Director: Arthur Hiller
Screenplay: Andrew Bergman
Starring: Peter Falk, Alan Arkin, Richard Libertini, Ed Begley Jr., James Hong, David Paymer
Running Time: 103 min
BBFC Certificate: PG
This was a blind watch for me. I didn’t know anything about the film before the press release was sent. I’d heard of, but not seen, the remake and didn’t realise that was based on another film film anyway. Criterion can generally be trusted to release quality titles though and the cast was appealing, so I took a gamble which I’m happy to say paid off.
The In-Laws is a comedy about two father-in-laws to be; uptight Jewish dentist Sheldon Kornpett (Alan Arkin) and crazy Italian American criminal/government agent Vince Ricardo (Peter Falk). The film opens with a daring open air robbery of some federal reserve plates (stamps used to print money), which soon make their way into the hands of heist mastermind Vince, who rushes straight from the scene to have dinner with the parents of his son’s fiancée. Here, Vince’s wild mood changes and crazy stories about giant, baby-carrying flies don’t impress potential in-law Sheldon, who wants to call the wedding off. His daughter talks him out of it, but the next morning Vince shows up at Sheldon’s surgery asking for a favour. He wants him to break into his own safe and bring him the contents. Sheldon is somehow talked into it and from then on his life is thrown into a ridiculous spiral of chaos, taking the duo all the way to South America where Vince plans to sell the plates to a crazed general. Vince claims he’s a CIA agent and this is all part of an elaborate plan to bring the general down, but Sheldon (and the audience) aren’t convinced.
I enjoyed this madcap farce on first viewing, but I was originally going to award this a slightly lower rating than I have. I found it funny, but not quite as much as I thought I should have. However, I was extremely tired when I watched it and was struggling to keep my eyes open at times, so didn’t feel I was quite in the right mood.

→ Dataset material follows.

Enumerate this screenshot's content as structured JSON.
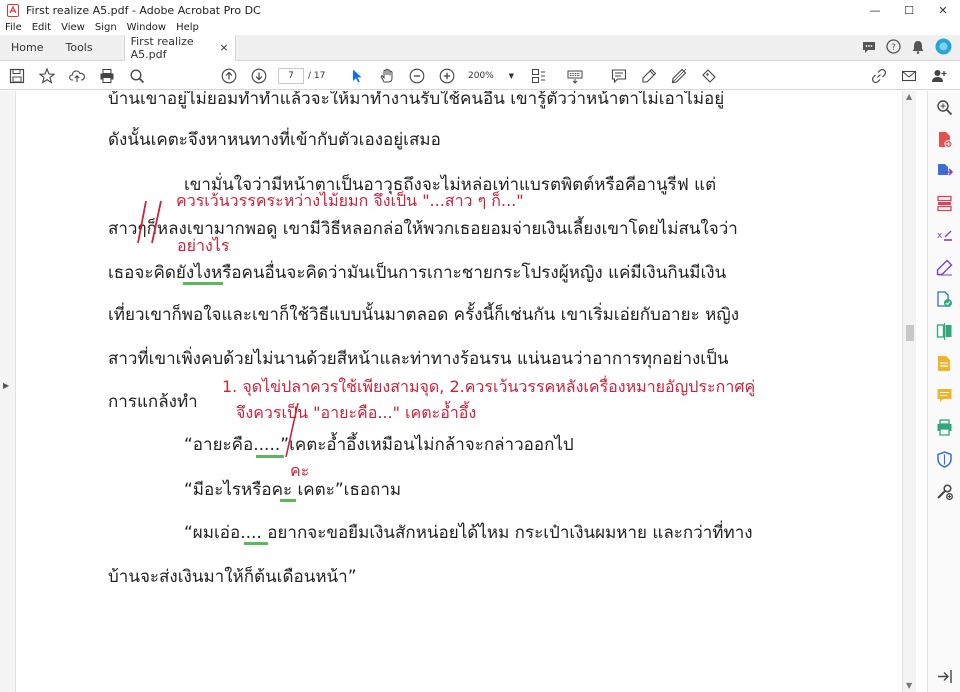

After watching the special features when I was more awake, including the audio commentary over the entire film, I found myself remembering and appreciating more of the wealth of comic delights on offer though, so I knocked my star rating up a notch.
Odd-couple type of comedies like this are made or broken by the central performances and this is most certainly the former. Taking two actors primarily known (certainly at the time) for their dramatic roles and putting them in ridiculous comic situations works a treat. Both play it straight, with Arkin perfectly capturing the highly strung dentist and pulling off the difficult task of making it believable that he’d be drawn into these situations. Falk’s job, which he does with ease, is to be as charismatic as possible, making even his wildest stories seem plausible. It’s a genuine pleasure to see them play off each other and they’re joined by a number of great character actors, such as Ed Begley Jr., James Hong and David Paymer. Best of all though is Richard Libertini as General Garcia. His ‘little friend’ gag could easily have felt like a step too far in the wrong hands, but instead had me in stitches.

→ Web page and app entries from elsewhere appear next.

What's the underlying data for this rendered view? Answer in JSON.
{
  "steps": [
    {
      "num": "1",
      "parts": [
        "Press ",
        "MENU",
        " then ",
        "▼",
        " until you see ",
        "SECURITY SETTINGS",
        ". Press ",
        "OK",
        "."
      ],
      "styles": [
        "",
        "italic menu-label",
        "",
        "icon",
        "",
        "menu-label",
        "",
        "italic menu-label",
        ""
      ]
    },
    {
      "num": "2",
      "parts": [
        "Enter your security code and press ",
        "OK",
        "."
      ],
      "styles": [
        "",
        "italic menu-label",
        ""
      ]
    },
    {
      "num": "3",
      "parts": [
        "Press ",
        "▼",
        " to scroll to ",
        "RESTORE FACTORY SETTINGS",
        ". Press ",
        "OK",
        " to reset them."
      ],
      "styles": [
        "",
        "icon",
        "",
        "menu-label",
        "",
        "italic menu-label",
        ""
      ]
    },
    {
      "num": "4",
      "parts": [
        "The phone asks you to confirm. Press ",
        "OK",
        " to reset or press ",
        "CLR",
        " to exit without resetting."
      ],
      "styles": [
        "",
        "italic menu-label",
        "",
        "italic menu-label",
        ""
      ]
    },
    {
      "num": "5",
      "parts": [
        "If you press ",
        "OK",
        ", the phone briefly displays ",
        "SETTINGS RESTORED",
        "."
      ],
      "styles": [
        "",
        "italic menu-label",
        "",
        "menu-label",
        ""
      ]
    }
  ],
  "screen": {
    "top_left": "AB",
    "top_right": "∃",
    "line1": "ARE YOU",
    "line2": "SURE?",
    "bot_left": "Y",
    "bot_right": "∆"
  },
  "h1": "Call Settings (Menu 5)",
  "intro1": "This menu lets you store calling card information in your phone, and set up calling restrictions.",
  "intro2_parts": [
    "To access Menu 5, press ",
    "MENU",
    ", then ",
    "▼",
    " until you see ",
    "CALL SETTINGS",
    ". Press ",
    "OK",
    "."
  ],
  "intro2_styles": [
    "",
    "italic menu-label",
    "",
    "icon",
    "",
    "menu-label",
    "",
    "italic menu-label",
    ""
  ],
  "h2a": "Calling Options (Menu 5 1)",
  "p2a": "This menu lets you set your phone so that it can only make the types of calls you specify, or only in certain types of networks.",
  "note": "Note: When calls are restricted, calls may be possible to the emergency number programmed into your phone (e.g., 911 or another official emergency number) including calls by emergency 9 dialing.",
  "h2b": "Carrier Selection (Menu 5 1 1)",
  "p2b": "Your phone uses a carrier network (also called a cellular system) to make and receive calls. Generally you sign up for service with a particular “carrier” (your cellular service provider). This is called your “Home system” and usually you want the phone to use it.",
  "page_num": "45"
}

The script has also got a lot to do with the film’s success though. The plot is mad as a bag of squirrels and was clearly, as writer Andrew Bergman professes in the features, made up as he went along. However, plot isn’t important, as a screwball comedy like this is all about the dialogue. This is another aspect I didn’t fully appreciate on first viewing. I laughed at the bigger gags (“serpentine, serpentine!” had me laughing out loud despite sitting on my own watching it), but I missed some of the brilliant seemingly throwaway lines that were highlighted in the features. For instance, (after a high speed cab ride) Sheldon: “Did we hit the little boy on Sixth Avenue?” Vince: “No, we missed him by a good foot and a half.”
The character development might be a bit slight (Arkin seems to just turnaround at the end and Falk barely changes at all throughout – although our perception of him does), but this seems irrelevant when the film is so much fun to watch. Aided by a wonderful central pairing and some amusingly irreverent dialogue, it’s an unusual, zany adventure with an enjoyable madcap energy to it. I’d recommend watching it when you’re fully awake though or you might not realise how good it really is.

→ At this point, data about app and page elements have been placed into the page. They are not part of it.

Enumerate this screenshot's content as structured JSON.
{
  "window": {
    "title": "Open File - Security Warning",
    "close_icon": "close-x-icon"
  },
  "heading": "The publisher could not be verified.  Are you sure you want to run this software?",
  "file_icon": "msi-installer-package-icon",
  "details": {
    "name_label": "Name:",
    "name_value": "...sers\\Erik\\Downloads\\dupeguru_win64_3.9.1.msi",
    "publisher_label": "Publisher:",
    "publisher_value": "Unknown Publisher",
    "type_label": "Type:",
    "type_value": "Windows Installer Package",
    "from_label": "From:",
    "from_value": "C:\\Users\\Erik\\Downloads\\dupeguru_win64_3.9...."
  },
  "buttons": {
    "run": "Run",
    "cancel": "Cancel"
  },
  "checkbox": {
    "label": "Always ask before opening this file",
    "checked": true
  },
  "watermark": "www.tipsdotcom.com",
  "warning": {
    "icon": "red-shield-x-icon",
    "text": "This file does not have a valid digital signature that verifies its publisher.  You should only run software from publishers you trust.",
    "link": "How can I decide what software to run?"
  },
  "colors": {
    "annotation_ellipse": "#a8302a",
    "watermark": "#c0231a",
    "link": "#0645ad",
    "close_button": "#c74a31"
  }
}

The In-Laws is released on Blu-Ray on 15th August in the UK by The Criterion Collection. The picture and sound quality is fantastic, as is to be expected from Criterion, presenting the film in its original aspect ratio and providing a print which is clean but natural-looking.
You get a handful of great special features too. Here’s the list:
– Audio commentary from 2003 featuring director Arthur Hiller, actors Alan Arkin and Peter Falk, and writer Andrew Bergman
– New interview with Arkin
– In Support of “The In-Laws,” a new interview program featuring actors Ed Begley Jr., Nancy Dussault, James Hong, and David Paymer
– A booklet featuring an essay on the film
The interviews are a bit self-congratulatory, but the fondness for the project of those involved seems genuine and they’re full of fun anecdotes. Also loaded with similar stories, the commentary is fantastic. The group play well off each other and, again, their love of and enjoyment in making the film is apparent and infectious.